Are Your Food Choices Influenced By Social Media?

Kind of a funny question to be asking if you’re here reading this while possibly looking for nutrition information, right? Like most people, you’re probably bombarded with pictures and recipes and images of food nearly every day. We get them in emails, see them on sites, and they are a staple in social media posts. But are your friends posting pictures of healthy snacks and meals, tempting shots of heavenly desserts, massive burgers or your favorite adult beverage? Little may you know; the answer could affect your food choices.

Prior lab studies have suggested that peoples’ eating habits are influenced by social norm messages that convey the usual eating behavior of others. Think of how many review sites you can name if you’re looking for a restaurant, or the amount of food posts you saw the last time you were on Facebook. People like what other people like, and all this exposure can drive individual’s behavior, be it good or bad.

In a recent study, researchers at Aston University’s School of Life and Health Sciences in the UK suggested that you’re more likely to eat the way your social media friends do. College students were asked to note their perceptions of their social media contacts’ consumption of fruit, vegetables, sugar-sweetened beverages, and energy-dense snacks as well as their own consumption of these foods. Students also reported their BMIs. The results seemed to reflect the social influence theory:

  • College students ate more fruits and vegetables if they believed their social media peers did the same
  • They also ate significantly more junk food if they perceived that their social medial contacts approved of eating junk food

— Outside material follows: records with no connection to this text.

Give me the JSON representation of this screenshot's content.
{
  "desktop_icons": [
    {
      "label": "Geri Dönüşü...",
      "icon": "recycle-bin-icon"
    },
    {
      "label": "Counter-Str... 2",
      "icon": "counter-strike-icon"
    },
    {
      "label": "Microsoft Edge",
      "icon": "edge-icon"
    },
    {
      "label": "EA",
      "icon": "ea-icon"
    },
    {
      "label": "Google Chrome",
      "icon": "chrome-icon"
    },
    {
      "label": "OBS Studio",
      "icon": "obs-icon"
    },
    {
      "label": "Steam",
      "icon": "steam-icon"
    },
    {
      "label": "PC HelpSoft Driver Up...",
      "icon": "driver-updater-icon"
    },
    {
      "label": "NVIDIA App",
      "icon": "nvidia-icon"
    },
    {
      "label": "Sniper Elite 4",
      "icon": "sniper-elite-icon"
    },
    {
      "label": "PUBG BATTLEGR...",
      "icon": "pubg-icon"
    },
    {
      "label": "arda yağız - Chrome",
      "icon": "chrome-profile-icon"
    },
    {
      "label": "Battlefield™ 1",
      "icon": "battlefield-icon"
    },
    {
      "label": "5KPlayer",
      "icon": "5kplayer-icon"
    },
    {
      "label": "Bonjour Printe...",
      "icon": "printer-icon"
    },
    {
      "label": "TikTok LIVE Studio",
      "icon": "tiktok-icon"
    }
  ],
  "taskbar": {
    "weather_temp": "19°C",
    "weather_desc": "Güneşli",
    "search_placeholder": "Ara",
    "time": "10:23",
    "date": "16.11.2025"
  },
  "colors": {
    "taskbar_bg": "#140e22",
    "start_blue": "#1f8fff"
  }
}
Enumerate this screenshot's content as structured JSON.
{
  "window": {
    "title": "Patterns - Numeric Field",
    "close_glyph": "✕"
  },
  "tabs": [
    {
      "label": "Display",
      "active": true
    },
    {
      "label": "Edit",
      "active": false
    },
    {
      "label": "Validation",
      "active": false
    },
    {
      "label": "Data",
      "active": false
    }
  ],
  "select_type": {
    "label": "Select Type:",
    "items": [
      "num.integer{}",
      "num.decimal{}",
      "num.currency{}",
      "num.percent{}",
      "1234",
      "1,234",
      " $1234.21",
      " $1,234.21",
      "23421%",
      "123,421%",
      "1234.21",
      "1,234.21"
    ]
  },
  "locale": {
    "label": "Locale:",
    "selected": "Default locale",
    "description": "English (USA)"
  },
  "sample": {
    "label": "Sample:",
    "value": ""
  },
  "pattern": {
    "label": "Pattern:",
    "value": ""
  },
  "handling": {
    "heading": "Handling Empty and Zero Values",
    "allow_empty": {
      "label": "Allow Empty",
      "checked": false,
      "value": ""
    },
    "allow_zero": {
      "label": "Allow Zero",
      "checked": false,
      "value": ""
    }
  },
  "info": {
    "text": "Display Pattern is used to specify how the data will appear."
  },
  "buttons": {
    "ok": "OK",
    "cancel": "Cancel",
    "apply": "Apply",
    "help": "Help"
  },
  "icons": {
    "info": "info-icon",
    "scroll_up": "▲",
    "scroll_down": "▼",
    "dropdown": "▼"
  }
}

Now, you may say “Well those are just young college kids who are more easily influenced”. But think about it, how many times have you eaten a food or prepared a dish after seeing it on a social site or hearing about it from several of your friends online? I think we’d all have to raise our hands here, even if it is a little sheepishly.

This study that was published in January in the journal Appetite only hits home the notion that we can be influenced by others through what we see, and where and how we spend our time online. If you’re visiting our site and reading this, we hope that WE can be a positive influence on how you take care of your health through your diet. The food choices that you make every day will be some of the biggest factors in regard to which direction your health moves. 

While we all do like a decadent treat here and there, a solid foundation of healthy foods in your diet will go a long way in helping you preserve a great quality of life. Hopefully you’ll be scrolling down our site after reading this to learn more.